EXERCISE: Find every line containing the string "placeholder" in the data below, and report how many there are, with no other words.

INPUT DATA:
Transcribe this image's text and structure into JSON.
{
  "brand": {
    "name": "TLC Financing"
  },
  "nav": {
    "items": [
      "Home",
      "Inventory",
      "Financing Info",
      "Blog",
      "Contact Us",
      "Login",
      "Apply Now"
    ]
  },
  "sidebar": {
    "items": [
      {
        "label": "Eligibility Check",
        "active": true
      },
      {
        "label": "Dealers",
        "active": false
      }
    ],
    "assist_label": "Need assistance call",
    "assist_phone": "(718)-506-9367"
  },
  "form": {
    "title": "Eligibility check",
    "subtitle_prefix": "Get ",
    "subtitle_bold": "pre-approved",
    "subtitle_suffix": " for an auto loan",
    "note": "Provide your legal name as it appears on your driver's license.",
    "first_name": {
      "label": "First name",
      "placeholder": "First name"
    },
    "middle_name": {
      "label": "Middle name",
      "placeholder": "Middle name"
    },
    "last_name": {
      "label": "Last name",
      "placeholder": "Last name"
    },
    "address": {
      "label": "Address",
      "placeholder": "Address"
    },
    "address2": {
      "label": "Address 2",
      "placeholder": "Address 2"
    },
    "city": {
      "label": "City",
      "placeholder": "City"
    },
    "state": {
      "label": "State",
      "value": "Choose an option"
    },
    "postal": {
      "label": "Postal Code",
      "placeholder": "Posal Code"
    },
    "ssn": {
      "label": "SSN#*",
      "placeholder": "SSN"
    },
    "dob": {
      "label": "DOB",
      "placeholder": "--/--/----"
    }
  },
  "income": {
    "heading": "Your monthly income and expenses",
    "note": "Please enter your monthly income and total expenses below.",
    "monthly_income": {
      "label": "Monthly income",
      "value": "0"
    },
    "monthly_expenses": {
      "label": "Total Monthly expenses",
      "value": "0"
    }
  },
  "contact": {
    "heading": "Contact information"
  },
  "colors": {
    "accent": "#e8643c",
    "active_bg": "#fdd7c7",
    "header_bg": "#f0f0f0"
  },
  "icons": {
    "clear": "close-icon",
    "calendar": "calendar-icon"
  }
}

TASK RESPONSE: 9